beginning with a nudist couple sailing to a nudist island and finding a girl—nude—asleep or unconscious on the beach, and what follows is her dream. In this cynical and supposedly sophisticated era, where pornography is ubiquitous with access to the Internet, with an image culture that dissipates the charge of photographic nudity, and, in the art film world, where the "audacity," no longer really audacious, of integrating pornographic tropes like unsimulated sex into films is not uncommon; perhaps in this era filmmakers now need such subjective framing devices to properly perfume the sex for the audience with an aura of irreality. We can't just be shown explicit sex, or drama that includes explicit sex, as these are every day discoveries; we must be led into a world that tells us that while the sex may be real, it is also a fantasy, a memory, a dream—it is something that, outside of your own mind, only cinema itself can magically conjure.
I don't think Gaspar Noé quite understands what throwing his film into his clod-headed hero's memories implies or what it allows him to do as a storyteller. Love's flashbacks are more about a structural interest in relationships and their plotting through time, as in Noé 's Irreversible (2002), rather than what leaving behind "real" time can free a character, a mindstate, a body or a film to do, a freedom his last movie, Enter the Void takes to the max. The Exquisite Corpus, as befits its name, absolutely has this freedom, and it feels it; while Love's texture is viscously silken, as if we're stuck in an aquarium of translucent jelly, this 19-minute short, after its prologue arrival on the nudist island, flies into skittering subjective liberty. It moves from clip to clip of soft-core—a forced come-hither smile, a man's hand caressing a woman's thighs, the unbuttoning of a fly—and subjects them to Tscherkassky's characteristic, mad (film-) laboratory manipulations of film stock, radically altering the original footage and/or exposing and playing with its celluloid itself, so in the frame you see multiple strips of the same clip playing in sync, or out of sync—or otherwise treated to maximize the texture of the image and the tactility of film's movement.

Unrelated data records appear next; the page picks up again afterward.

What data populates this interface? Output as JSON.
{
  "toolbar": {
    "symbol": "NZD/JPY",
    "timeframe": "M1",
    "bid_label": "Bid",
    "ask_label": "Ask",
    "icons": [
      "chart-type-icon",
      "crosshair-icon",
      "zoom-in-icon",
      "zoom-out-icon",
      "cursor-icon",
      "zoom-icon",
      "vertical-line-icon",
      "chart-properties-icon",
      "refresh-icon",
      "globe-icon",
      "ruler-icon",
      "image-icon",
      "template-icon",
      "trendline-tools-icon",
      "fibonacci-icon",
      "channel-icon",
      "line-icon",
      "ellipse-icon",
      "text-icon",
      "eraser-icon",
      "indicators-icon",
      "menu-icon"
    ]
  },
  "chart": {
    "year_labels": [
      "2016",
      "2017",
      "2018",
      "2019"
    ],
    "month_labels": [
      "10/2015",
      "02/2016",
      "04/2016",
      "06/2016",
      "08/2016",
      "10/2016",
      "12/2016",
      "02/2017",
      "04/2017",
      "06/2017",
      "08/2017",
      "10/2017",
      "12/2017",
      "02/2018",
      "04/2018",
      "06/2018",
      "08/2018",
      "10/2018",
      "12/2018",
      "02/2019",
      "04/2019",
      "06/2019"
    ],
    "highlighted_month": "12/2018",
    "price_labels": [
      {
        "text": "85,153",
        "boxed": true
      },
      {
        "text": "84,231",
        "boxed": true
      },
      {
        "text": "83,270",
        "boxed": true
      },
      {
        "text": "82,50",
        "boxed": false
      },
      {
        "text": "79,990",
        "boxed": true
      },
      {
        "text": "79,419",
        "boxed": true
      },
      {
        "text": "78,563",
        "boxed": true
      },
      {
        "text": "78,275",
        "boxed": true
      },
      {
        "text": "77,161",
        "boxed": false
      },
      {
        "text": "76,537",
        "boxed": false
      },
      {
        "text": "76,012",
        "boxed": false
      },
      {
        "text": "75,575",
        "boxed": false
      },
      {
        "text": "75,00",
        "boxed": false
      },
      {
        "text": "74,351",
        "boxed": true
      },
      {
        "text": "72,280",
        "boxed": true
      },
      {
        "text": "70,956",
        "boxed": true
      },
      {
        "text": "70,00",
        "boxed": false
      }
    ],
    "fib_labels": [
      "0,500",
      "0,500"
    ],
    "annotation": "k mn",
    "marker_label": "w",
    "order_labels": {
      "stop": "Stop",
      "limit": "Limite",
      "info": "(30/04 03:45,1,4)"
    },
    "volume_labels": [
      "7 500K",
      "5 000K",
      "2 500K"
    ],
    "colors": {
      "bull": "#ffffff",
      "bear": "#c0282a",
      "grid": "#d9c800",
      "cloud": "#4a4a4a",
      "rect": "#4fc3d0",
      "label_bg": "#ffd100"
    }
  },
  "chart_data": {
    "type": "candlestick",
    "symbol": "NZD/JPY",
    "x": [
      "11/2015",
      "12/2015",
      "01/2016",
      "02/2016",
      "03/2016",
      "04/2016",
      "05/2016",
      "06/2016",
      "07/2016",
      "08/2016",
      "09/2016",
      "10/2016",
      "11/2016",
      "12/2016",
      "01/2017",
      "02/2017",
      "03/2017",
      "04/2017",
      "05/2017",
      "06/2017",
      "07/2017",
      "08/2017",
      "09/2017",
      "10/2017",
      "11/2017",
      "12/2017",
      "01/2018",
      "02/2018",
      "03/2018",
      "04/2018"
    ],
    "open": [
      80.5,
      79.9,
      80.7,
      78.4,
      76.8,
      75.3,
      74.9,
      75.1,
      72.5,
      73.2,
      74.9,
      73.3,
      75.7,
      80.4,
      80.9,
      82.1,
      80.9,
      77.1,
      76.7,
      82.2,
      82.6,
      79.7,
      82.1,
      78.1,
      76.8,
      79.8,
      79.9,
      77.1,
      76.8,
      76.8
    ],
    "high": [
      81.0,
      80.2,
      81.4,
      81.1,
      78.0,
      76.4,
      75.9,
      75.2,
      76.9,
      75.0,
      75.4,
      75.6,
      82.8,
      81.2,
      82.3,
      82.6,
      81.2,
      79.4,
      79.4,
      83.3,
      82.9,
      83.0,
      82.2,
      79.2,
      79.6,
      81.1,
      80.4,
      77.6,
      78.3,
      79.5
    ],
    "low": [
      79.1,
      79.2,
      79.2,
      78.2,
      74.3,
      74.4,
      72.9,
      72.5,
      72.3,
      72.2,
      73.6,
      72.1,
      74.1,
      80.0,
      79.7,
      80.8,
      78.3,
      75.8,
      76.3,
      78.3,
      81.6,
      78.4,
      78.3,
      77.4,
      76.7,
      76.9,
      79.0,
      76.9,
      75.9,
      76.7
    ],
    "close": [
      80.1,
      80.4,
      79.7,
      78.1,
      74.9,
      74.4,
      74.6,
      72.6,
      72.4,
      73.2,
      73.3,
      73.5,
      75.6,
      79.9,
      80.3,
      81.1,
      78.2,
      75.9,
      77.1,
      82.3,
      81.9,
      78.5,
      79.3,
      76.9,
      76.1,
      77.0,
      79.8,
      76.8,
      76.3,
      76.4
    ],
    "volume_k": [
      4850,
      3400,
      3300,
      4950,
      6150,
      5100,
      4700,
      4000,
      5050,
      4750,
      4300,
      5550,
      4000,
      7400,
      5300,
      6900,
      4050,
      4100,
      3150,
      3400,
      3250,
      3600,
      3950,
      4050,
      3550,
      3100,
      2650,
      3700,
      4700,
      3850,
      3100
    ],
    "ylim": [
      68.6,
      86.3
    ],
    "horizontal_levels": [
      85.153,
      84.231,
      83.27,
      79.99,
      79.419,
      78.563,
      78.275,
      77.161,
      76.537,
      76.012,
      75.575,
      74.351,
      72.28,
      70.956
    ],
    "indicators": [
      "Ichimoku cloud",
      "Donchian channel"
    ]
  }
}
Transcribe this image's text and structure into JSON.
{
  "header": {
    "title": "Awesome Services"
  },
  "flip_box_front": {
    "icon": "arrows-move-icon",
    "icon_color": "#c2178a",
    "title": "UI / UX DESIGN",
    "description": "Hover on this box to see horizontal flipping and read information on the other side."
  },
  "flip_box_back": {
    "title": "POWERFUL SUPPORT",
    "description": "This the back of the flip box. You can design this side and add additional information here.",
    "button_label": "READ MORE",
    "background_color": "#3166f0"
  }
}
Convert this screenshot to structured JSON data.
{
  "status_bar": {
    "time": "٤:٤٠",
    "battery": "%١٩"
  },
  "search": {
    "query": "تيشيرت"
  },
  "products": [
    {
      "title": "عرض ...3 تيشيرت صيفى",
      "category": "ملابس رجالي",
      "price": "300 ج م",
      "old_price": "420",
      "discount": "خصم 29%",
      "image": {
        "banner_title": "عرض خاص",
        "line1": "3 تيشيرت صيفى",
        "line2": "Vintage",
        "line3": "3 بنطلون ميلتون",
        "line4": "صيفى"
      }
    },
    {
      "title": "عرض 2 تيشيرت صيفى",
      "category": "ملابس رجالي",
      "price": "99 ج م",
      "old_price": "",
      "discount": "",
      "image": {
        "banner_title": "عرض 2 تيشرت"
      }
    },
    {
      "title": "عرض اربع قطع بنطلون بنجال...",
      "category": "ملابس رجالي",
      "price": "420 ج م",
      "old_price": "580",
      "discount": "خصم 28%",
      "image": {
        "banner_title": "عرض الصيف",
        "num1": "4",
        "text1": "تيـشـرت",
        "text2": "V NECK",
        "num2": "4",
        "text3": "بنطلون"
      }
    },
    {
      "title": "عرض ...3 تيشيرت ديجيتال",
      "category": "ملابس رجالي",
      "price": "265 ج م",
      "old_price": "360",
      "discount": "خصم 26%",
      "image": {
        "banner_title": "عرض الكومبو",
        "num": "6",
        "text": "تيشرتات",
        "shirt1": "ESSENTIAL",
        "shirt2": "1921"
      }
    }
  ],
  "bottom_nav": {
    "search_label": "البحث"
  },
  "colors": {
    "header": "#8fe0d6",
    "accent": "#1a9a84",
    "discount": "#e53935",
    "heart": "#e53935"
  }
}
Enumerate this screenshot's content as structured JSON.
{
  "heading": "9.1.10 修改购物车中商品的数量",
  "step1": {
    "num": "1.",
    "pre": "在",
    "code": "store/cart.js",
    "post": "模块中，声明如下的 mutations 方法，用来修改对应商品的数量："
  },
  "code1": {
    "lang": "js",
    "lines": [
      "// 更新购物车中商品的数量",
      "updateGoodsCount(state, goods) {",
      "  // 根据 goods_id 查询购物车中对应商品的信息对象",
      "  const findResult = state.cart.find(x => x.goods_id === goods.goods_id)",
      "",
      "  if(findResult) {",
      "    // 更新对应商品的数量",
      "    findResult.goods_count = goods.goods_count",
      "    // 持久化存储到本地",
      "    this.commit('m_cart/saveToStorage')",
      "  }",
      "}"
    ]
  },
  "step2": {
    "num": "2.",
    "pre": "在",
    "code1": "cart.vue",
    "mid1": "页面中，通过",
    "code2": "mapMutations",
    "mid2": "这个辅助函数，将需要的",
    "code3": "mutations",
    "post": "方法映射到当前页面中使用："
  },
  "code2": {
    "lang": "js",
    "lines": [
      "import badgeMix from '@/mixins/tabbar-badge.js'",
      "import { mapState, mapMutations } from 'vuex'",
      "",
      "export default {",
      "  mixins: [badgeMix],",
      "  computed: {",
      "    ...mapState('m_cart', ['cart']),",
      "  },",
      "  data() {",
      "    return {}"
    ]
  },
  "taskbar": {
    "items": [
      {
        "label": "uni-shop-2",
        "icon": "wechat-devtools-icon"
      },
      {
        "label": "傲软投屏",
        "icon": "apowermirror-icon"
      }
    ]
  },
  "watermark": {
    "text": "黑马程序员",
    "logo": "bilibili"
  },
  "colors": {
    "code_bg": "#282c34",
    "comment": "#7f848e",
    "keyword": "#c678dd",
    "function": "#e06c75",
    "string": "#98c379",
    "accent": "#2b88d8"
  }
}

What this does is make the viewing experience haptic, or nearly so; you feel this film, it has not only a physical quality that pulses from the screen but its fitful energy makes this tangibility aggressive and insistent. Depending on the director's subject, this unique sensation can carry different connotations; Outer Space (1999), for example, finds a link between the assaulting quality of this style on the audience with how Tscherkassky's manipulations of footage from a horror film seem to also be attacking the film's heroine, an immersive double onslaught. The Exquisite Corpus is closer to Instructions for a Light and Sound Machine (2005), whose Spaghetti Western source material makes the director's meticulous, musical manipulations more of a direct cinephilic pleasure. In The Exquisite Corpus, the micro narratives of watching, teasing, touching, fucking and cumming are stories we're familiar with, and so the play with them, their accentuation, the rhymes or narrative links between footage, their actions' prolongation, the heightened anticipation, all of this carries a more wry edge, downright coy in spots and always a thrill.
Suffice to say, while Love clearly assumes it is being profound, audacious, and heartfelt, The Exquisite Corpus sees the humor and perversion inherent in filming sex—not to mention turning sex or the reason why people are having sex into a story—and dives deep into this world, capturing at once its ridiculousness and the visceral effect it can have, the verve and tantalization it can contain. Tscherkassky is not so much highlighting and excerpting precious bits of soft-core like Godard might quote a lovely gesture from an old film, but rather The Exquisite Corpus pulls at, provokes, and challenges the material these choice moments are made of—quite literally—and finds in their material the ability to express something akin to a super-condensed, supercharged version of their original purpose, all without betraying their woe-begotten cultural value. Suffice to say, I exited the theatre and left Cannes with my faith in sex films restored.